Feeding the 400
Posted by Lizz and Pete Maycock at 08:43 on 3rd March 2011
How would you arrange catering for a three day meeting at your church – for between 300 and 400 people? (The exact numbers won’t be known until the first evening meal). I recently saw a great example of how this can be done!
Earlier this week, I went with the Action Team up to the Karen village of Bon Na to visit the Chiang Mai Association’s annual meeting.
On Wednesday morning, I found myself sat at the back of a committee meeting right next to the dining area. As I struggled to follow the flow of the meeting, which was conducted in Karen, I found myself getting more interested in the catering process going on just beside me.
I've often been to large Karen meetings and eaten loads of meals - but I've never actually seen the set-up itself happening. The dining area was on an open piece of land next to the church.

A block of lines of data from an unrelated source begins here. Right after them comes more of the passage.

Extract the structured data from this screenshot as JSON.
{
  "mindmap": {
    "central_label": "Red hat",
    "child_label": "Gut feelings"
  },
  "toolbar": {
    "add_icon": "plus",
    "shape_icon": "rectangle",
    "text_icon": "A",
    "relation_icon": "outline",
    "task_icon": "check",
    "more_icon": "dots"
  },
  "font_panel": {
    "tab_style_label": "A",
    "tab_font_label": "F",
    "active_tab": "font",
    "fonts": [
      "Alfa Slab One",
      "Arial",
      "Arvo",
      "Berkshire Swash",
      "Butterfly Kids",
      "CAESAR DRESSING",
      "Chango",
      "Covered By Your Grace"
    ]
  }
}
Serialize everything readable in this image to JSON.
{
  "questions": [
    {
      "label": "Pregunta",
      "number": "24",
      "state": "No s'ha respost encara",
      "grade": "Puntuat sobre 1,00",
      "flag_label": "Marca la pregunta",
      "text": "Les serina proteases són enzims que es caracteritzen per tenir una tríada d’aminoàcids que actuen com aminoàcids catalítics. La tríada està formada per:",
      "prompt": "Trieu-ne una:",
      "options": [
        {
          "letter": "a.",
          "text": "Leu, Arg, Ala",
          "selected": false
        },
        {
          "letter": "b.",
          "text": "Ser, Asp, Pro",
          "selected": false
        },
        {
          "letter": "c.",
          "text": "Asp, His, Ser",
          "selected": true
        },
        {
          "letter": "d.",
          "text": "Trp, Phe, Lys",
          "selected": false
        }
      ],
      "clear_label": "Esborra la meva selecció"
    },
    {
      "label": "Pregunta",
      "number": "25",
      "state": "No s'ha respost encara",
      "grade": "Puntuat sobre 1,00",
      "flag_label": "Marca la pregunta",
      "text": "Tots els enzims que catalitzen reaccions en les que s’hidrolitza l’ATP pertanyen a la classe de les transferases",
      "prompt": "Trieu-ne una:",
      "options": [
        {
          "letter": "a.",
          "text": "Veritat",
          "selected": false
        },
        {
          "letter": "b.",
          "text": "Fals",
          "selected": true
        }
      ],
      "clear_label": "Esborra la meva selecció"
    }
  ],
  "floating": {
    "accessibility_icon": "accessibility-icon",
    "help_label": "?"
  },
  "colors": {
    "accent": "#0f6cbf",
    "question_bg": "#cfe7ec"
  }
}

The villagers had built 5 long rows of waist-height bamboo tables especially for this meeting, with some black netting strung above to provide a little shade from the blazing midday sun.
At about 11am, a few young people began to lay out empty bowls down the middle of these tables.
They then laid out packets of rice, folded in banana leaves, along either side of the bowls.
Villagers had prepared these rice packets earlier that morning in their houses, and brought them to the kitchens before the morning worship.
A girl walked down placing a small spoon on top of each packet of rice.
Then, at about 11:30, some more people appeared from the kitchens with huge vats of curry. They proceeded to ladle the two different curries into alternate bowls down each table.
As 12:00 approached, the appointed meal time, everything was ready – over 300 packets of rice had been prepared.
People arrived to eat, and took their places, standing along each side of the tables. Each person opened their banana leaf, and took some curry from the bowls in the centre of the table onto the leaf, using it as a plate.
I realized that not only is this system cheaper and more environmentally friendly that using plates – it also reduces washing up!
Soon some people had finished eating, and they moved away from the tables.
Fresh rice packets appeared, and the bowls of curry were quickly refilled - and more people came to eat in the same place. By the end, over 400 people had eaten.
And the food? Delicious!